Wayman found a salvage yard the specializes in LS engines and he bought a complete setup, which included the engine and transmission, wiring harness and ECU and even the pedal assemblies. Because the 944 has a rear-mounted transaxle, he sold the T-56 transmission. He spent a month doing research and gathering up all the parts he would need, including the kit from Texas Performance Concepts and a hydroboost brake booster from an S195 Mustang.

Topeka1008

“When you do the V8 swap, there is no room for a vacuum booster,” Wayman said. “I had DTC-70 Hawk pads on there, and they are Hawk’s most aggressive pad and I really liked them, but when I went to the hydroboost, the pedal was really stiff and there wasn’t enough play to modulate the brakes real well, so I dropped down to a DTC-60 and that really helped.”

The installation kit comes with bunch of stuff, most notably a bell housing adapter, clutch disc, an oil pan and pickup tube, engine mounts, spacers to lower the cross member and specific headers. There is more to it, but you get the idea.

Topeka1046

Here’s the cool part. Because the car uses the stock transaxle, the factory speedometer still works. Wayman also was able to use his stock factory coolant and oil pressure sensors, so the factory gauges work, too. Even the factory tachometer works.

“Interestingly enough the LS1 tach signal is a four cylinder tach signal, so one wire right to the factory Porsche tach and the tach is completely accurate,” Wayman said. “It was really pretty simple. Not that big of a deal. I guess it’s easy for me to say, because I work on cars all day for a living, but it really wasn’t that bad.”

Topeka1009

Wayman did the installation in his garage in his spare time. He pulled the old motor out the day after Christmas in 2011, and had the car up and running for a shakedown at an autocross in April 2012.

After he bolted the engine in, he set about wiring up the computer. All he had to do was hook up power and ground to the ECM, get power from the computer to the fuel pump and the cooling fans.
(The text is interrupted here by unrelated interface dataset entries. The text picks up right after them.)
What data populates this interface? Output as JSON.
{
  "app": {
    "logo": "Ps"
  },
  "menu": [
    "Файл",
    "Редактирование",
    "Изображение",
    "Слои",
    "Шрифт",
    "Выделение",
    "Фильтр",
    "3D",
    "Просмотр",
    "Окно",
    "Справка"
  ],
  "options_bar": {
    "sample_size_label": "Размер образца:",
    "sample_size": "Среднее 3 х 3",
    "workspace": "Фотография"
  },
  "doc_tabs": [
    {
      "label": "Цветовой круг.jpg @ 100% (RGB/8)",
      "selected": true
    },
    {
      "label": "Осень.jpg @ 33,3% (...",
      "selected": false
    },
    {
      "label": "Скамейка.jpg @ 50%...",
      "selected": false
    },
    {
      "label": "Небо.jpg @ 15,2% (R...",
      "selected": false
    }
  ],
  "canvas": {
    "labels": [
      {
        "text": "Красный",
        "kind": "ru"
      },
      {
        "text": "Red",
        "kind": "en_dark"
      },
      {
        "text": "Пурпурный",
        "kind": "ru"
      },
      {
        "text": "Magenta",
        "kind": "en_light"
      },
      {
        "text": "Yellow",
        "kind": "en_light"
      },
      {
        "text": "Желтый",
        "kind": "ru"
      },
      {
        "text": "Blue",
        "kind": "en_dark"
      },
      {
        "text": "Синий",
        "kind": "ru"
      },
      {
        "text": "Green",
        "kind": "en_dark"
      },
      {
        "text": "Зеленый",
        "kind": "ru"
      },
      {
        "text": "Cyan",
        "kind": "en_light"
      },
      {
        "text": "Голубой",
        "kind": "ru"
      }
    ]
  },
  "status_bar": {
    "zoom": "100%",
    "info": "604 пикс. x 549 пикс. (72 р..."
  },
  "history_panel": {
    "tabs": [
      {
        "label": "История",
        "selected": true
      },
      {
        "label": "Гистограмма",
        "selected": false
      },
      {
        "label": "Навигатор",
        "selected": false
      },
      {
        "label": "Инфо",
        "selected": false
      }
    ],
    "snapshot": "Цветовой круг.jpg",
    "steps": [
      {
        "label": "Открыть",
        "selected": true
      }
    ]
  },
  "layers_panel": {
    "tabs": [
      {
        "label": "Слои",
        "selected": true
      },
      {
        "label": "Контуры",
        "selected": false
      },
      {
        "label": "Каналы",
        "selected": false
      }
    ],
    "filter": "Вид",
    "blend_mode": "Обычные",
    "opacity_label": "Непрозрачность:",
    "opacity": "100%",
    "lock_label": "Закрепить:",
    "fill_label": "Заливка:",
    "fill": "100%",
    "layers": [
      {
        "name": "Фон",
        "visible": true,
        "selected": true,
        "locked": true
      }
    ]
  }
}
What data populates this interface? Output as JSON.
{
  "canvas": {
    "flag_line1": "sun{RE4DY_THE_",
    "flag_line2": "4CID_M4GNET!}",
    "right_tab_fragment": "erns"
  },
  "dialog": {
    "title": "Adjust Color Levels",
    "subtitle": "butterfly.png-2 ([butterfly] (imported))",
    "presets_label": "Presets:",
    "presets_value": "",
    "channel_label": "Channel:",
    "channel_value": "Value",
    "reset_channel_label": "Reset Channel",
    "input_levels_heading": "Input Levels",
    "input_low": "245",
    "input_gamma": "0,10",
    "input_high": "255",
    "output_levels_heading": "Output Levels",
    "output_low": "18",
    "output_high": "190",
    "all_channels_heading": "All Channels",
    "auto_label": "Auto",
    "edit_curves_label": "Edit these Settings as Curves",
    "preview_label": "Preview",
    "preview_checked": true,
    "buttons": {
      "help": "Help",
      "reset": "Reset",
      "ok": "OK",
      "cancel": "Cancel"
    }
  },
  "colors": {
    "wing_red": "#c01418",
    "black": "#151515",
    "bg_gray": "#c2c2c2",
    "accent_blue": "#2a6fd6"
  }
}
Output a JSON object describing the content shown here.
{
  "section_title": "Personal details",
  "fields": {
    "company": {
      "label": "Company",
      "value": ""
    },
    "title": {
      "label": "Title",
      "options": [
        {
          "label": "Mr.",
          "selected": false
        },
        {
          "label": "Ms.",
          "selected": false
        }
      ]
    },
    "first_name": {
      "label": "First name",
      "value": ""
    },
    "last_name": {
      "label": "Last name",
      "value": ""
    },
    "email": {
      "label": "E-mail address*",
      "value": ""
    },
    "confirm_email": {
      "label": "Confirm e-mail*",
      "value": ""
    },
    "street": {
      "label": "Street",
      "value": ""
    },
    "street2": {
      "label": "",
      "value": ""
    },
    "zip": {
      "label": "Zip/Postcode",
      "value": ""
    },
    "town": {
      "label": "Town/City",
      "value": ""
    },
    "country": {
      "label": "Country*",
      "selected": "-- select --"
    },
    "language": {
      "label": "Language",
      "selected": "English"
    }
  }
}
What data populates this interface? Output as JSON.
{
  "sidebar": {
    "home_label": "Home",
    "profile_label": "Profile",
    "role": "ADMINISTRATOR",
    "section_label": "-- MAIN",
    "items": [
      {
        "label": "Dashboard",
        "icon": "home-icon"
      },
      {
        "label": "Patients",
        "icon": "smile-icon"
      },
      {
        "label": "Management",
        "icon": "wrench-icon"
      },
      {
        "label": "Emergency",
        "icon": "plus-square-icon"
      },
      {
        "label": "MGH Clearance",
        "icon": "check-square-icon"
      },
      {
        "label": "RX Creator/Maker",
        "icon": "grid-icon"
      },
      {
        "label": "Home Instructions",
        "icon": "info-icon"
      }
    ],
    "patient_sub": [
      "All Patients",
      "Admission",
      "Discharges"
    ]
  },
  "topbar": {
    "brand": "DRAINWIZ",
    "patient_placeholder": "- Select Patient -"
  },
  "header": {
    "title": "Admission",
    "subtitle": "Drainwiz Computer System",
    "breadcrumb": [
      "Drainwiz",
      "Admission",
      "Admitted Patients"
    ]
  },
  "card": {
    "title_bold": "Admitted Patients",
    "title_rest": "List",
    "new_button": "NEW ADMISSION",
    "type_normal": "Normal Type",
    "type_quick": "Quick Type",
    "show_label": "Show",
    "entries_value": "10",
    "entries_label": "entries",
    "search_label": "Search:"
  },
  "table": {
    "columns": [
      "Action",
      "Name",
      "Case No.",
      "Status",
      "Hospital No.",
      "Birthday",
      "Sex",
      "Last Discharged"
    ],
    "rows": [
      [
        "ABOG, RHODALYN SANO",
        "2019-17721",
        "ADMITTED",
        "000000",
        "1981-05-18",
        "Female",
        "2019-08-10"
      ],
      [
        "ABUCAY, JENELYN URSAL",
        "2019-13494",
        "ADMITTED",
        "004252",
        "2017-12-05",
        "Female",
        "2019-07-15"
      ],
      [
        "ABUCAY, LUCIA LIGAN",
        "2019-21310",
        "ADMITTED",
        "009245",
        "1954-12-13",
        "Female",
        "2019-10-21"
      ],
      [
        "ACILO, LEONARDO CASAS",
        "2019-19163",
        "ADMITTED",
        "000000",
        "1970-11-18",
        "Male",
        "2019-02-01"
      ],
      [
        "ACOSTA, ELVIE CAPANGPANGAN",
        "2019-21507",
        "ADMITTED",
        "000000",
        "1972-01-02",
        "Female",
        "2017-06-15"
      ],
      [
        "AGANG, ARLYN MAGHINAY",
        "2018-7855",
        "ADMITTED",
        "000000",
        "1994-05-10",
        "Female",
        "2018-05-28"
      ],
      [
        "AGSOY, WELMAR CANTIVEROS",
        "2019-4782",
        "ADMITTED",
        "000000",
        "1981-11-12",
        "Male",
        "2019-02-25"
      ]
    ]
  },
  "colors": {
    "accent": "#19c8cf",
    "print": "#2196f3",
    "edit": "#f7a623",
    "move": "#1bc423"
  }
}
From the factory, the LS engine is drive-by-wire, but Wayman converted it to a mechanical throttle cable. He had to mount the left-bank coils behind the firewall and run spark plug wires to the plugs, but other than that, the V8 looks like right at home under the 944’s hood.

Topeka1017

He has been battling some clutch issues, but the transaxle is holding up. The brakes stop the car just fine, too. He added a Tilton brake bias adjuster inside the car, which he uses more for adjusting for the different tires he uses. However, the handling hasn’t changed noticeably from when it had a turbocharged four cylinder under the hood.

“For me, going from a 3,000 pound E Stock car to what it is now, the car is every bit as predictable as it was,” Wayman said. “A 944 is so predictable. It doesn’t do anything crazy.”

Topeka1030

The weight hasn’t changed much either. As pictured here, the car weighs 2,851 pounds with a driver. According to back issues of Car and Driver magazine, the curb weight of the 944 Turbo ranged from 2,850 to 3,040 pounds, so there is little wonder why the brakes and handling aren’t affected. Also, when you consider that the engine makes 330 horsepower at the wheels — compared with 217 in stock form — you can begin to see how much of an improvement the GM powertrain is.

“It’s incredible how compact that engine is,” Wayman said. “If you look at the 5.0-liter in one of those new Mustangs, that engine is enormous. The heads are almost a foot wide, because it’s DOHC. The LS1 is so compact for its displacement and the power it puts out. It’s incredible.”

It sounds pretty good, too.

Topeka997

Todd Wayman’s LS1 Porsche 944 Turbo

Year:

1987

Make:

Porsche

Model:

944 Turbo

Weight:

2,851 with driver

Engine:

2002 Camaro SS LS1 5.7-liter V8, 330 whp

Suspension:

Front: Bilstein Escort cup struts 650lb springs

Rear: Bilstein Escort cup shocks & helper springs, retaining the factory torsion bars

Tires:

275-35-R18

Brakes:        

Front: Factory 944 turbo, Hawk DTC-60 pads

Rear: Factory 944 turbo, Hawk DTC-60 pads

Data system:

Aim Solo

Sponsors:

positions available
Topeka1051 Topeka1065
Comments
Image courtesy of Brett Becker